When to get medical help
Go to A&E or call 999 if your child has a rash and they:
- have a stiff neck
- are bothered by light
- seem confused
- are shaking uncontrollably
- have a fever you can't control
- have unusually cold hands and feet
- have a rash that doesn't fade when you press a glass against it
These can be signs of meningitis.
See a GP if:
- your child seems unwell, and has a rash and a fever
Use the information on this page to get an idea of what to do about a rash. But don't self-diagnose – see a GP if you're worried.
Rash with fever
Fever and red cheeks
A fever and a bright-red rash on both cheeks can be slapped cheek syndrome. Your child may have a cold, and the rash can spread to the body.
It usually clears up within a week. Children's paracetamol can bring down a fever.
Blisters on hands, feet and in the mouth
Hand, foot and mouth disease is a common childhood illness that causes blisters on the hands and feet, and ulcers on the tongue. It also causes fever, and your child may have a cold.
It usually clears up in about a week. Children's paracetamol can bring down a fever.
Scarlet fever causes a pink-red rash, which feels like sandpaper and looks like sunburn.
It usually starts with a swollen tongue, sore throat, headache and fever.

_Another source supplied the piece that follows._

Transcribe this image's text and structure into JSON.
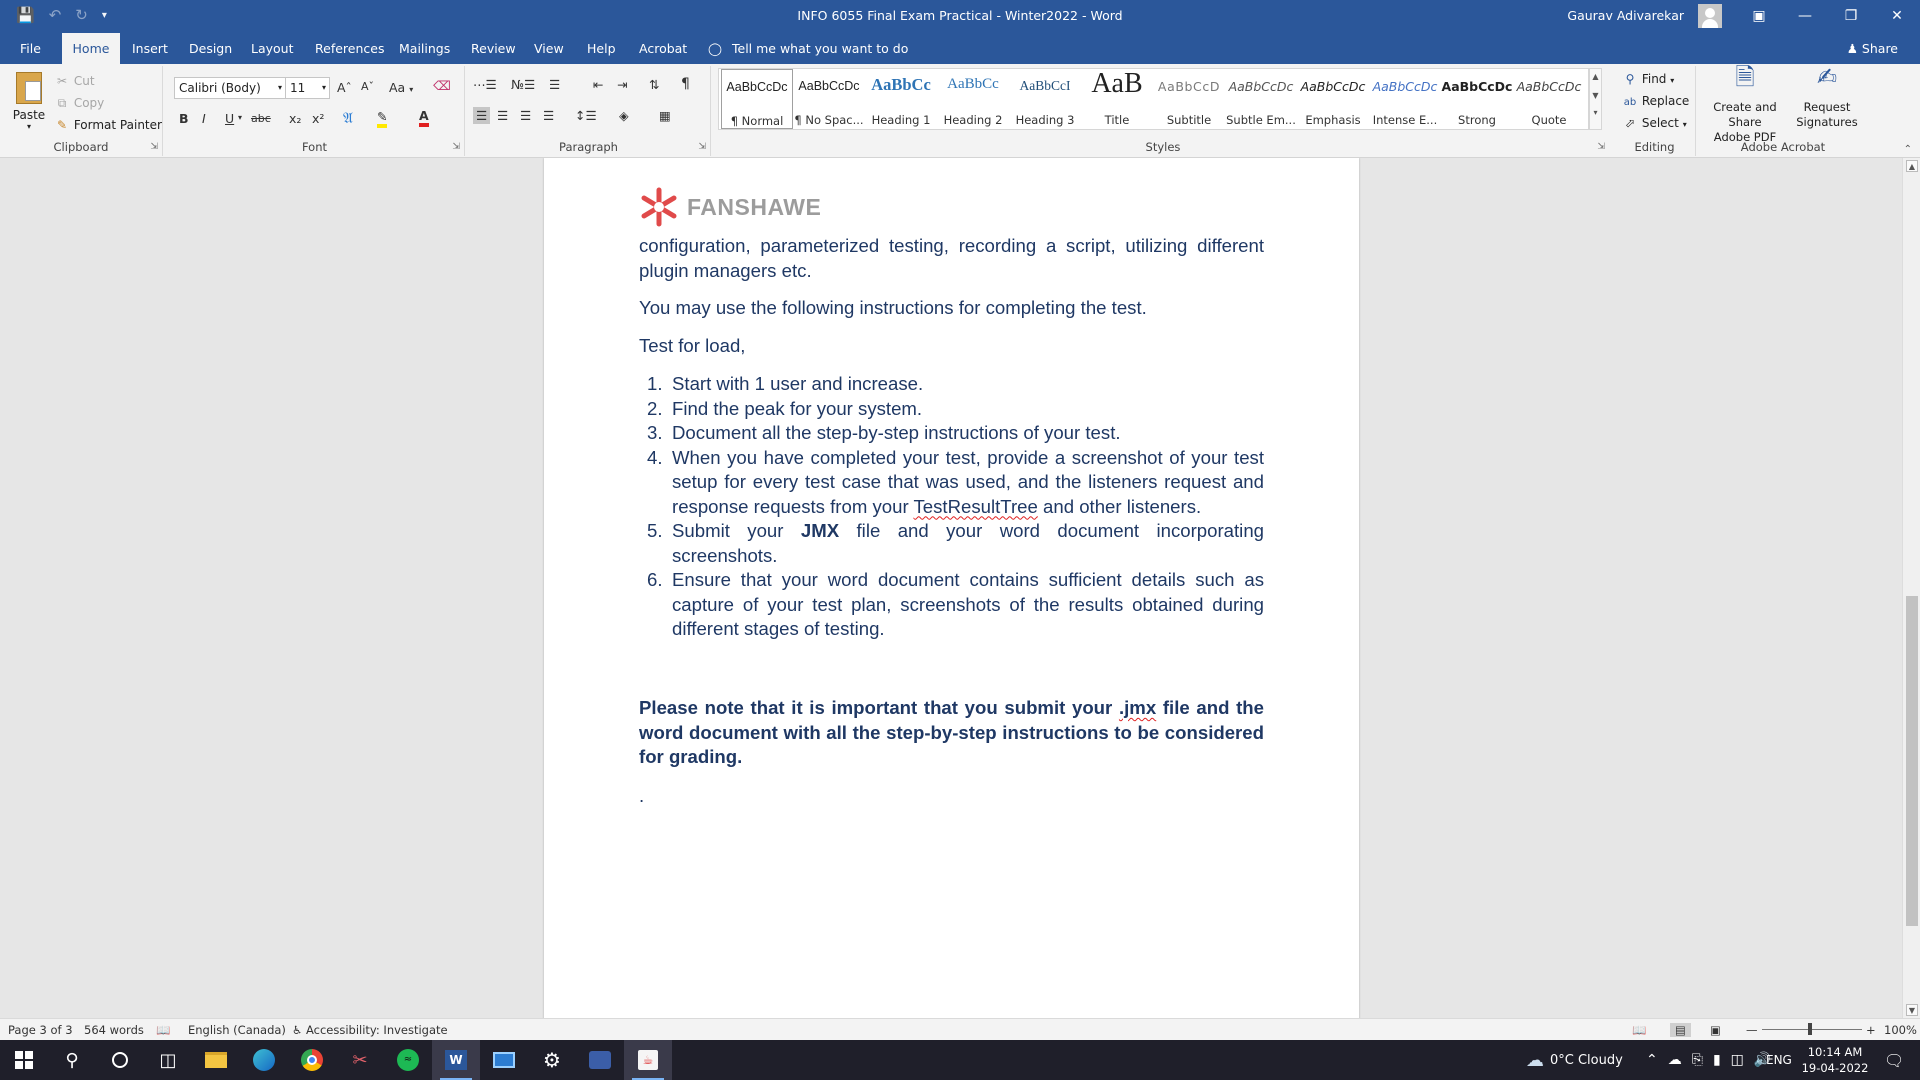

See your GP straight away if you suspect scarlet fever. It's treated with antibiotics.
Measles usually starts with a fever, sore eyes that are sensitive to light and grey spots inside the cheeks.
After a few days, a red-brown rash appears on the head or neck and spreads to the rest of the body.
Call your GP if you think you or your child has measles.
Rash with itching
Rash caused by heat
Heat and sweat can cause small red spots known as prickly heat or heat rash. It itches, so you may notice your baby scratching.
Heat rash should clear up without treatment.
Scaly red skin or cracked skin
Skin that's itchy, red, dry and cracked may be eczema. It's common behind the knees, elbows and neck, but it can appear anywhere.
Speak to your GP if you think your child has eczema.
Raised itchy spots
A raised, itchy red rash (hives) can appear as an allergic reaction to things like stings, medicines or food.
It usually clears up within a day or 2.
Speak to your GP if your child keeps getting this type of rash. They may be allergic to something.
Call 999 if there's swelling around their mouth.
Itchy round rash
An itchy, ring-like rash can be ringworm.
Ask your pharmacist for a cream or lotion to treat ringworm.
Speak to your GP if it appears on your child's scalp, as it may need to be treated with medicine.
Small spots and blisters
Chickenpox causes red spots that turn to blisters. They can be itchy. They eventually scab and fall off.
Some children have a few spots, while others have them all over their body.
Itchy red sores or blisters
Red sores or blisters that burst and leave crusty, golden-brown patches could be impetigo.
The sores or blisters can be itchy, get bigger or spread to other parts of the body. They often appear on the face, hands or around the middle of the body.
Speak to your GP if your child may have impetigo.
Tiny and very itchy spots
Scabies is caused by tiny mites that burrow into the skin.
Ask your pharmacist for a cream or lotion to treat scabies. Everyone in the household needs to be treated at the same time – even if they don't have symptoms.
You should take your baby to a GP for advice if they are under 2 months old.
Rash without fever or itching
White spots in babies
Small white spots (milia) often appear on a baby's face when they're a few days old.
They usually clear up within a few weeks and don't need treatment.
Red, yellow and white spots in babies
Raised red, yellow and white spots (erythema toxicum) can appear on babies when they're born. They usually appear on the face, body, upper arms and thighs.
The rash can disappear and reappear.
It should clear up in a few weeks without treatment.
Pink or skin-coloured spots
Small, firm, raised spots that can appear anywhere on the body are common in children and known as molluscum contagiosum.
Treatment isn't recommended because the spots clear up on their own, although it can take more than a year.
Red patches on a baby's bottom
Nappy rash can be red patches on your baby's bottom or around the whole nappy area.
The skin may look sore and feel hot. There may be spots or blisters. It can make your child feel uncomfortable or distressed.
You can buy cream from your pharmacy to help clear it up.
Pimples on the cheeks, nose and forehead
Baby acne can appear within a month after birth but usually clears up after a few weeks or months.
Washing your baby's face with water and a mild moisturiser can help.
Do not use acne medicines intended for older children and adults.
Yellow, scaly patches on the scalp
Cradle cap is when a baby gets yellowish, greasy scaly patches on their scalp.
It usually gets better without treatment in a few weeks or months.
Gently washing your baby's hair and scalp with baby shampoo may help prevent more patches.